Abstract Title : Oxidative Stress is a Cause of Reduced Fitness in Copepod Hybrids
Abstract : According to Dobzhansky-Muller model of hybrid incompatibility, hybridization sometimes result in genetically incompatible offspring compared to their original species. In this speciation process, hybrids show reduced fitness resulting from interactions between differentiated genes. Such fitness breakdown happens after the F1 hybrid generation when incompatibilities accumulate and become unmasked. Studies have shown a direct relationship between genetic incompatibility and reduced fitness of hybrids. Because the highest rates of mutations occur in the mitochondrial genome (mtDNA), incompatibilities may evolve between mtDNA and the nuclear genome, affecting mitochondrial performance in hybrids. Here, we compared reactive oxygen species (ROS) levels in interpopulation hybrids to parental populations in copepod Tigriopus californicus, using ROS fluorescent assay. Comparisons between three hybrid lines and their parents showed one case of significant elevation of hybrid ROS production. This result is consistent with the hypothesis that hybridization can result in incompatibilities between mtDNA and the nuclear genome.
Abstract Title : Loss of RIAM in B cell impairs T-independent immune response

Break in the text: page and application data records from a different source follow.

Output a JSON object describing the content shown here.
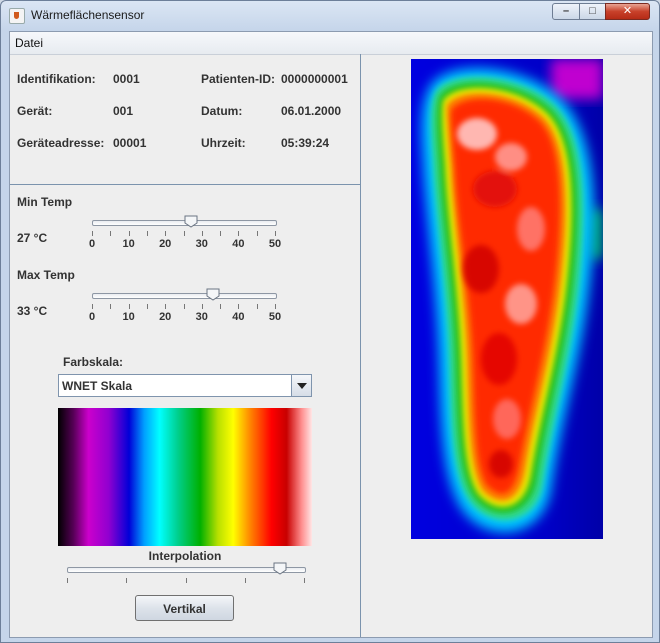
{
  "window": {
    "title": "Wärmeflächensensor",
    "controls": {
      "minimize": "–",
      "maximize": "□",
      "close": "✕"
    }
  },
  "menubar": {
    "items": [
      "Datei"
    ]
  },
  "info": {
    "identifikation": {
      "label": "Identifikation:",
      "value": "0001"
    },
    "patienten_id": {
      "label": "Patienten-ID:",
      "value": "0000000001"
    },
    "geraet": {
      "label": "Gerät:",
      "value": "001"
    },
    "datum": {
      "label": "Datum:",
      "value": "06.01.2000"
    },
    "geraeteadresse": {
      "label": "Geräteadresse:",
      "value": "00001"
    },
    "uhrzeit": {
      "label": "Uhrzeit:",
      "value": "05:39:24"
    }
  },
  "min_temp": {
    "label": "Min Temp",
    "value_text": "27 °C",
    "value": 27,
    "min": 0,
    "max": 50,
    "tick_labels": [
      "0",
      "10",
      "20",
      "30",
      "40",
      "50"
    ]
  },
  "max_temp": {
    "label": "Max Temp",
    "value_text": "33 °C",
    "value": 33,
    "min": 0,
    "max": 50,
    "tick_labels": [
      "0",
      "10",
      "20",
      "30",
      "40",
      "50"
    ]
  },
  "farbskala": {
    "label": "Farbskala:",
    "selected": "WNET Skala"
  },
  "interpolation": {
    "label": "Interpolation",
    "value_fraction": 0.9
  },
  "orientation_button": {
    "label": "Vertikal"
  },
  "colors": {
    "window_bg": "#eeeeee",
    "border": "#7b93ad",
    "heatmap_background": "#0000d8"
  }
}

Abstract : Rap1-GTP-interacting adapter molecule (RIAM) regulates integrin activation, a cellular adhesion process important in multiple stages of immune response. Previous studies have shown that germline RIAM knockout mice have defects in T-cell-dependent humoral immunity, while T Cell specific RIAM knockout mice display poor T cell activation and resultant effector functions. In this study, we utilized Cre-Lox recombination to investigate the role(s) of cell-intrinsic RIAM in B-cell-mediated immune responses. RIAM is necessary for B cell trafficking and residence in the marginal zone of the spleen, as naïve spleen B cell subset analysis showed increased number of follicular B cells and decreased number of marginal zone B cells. Loss of RIAM in B cells did not cause observable defects in a T-cell-dependent humoral response, but humoral response to both TI-1 and TI-2 antigens were impaired. We are testing autoantibody production and disease development in B cell RIAM deficient mice using the EAE model.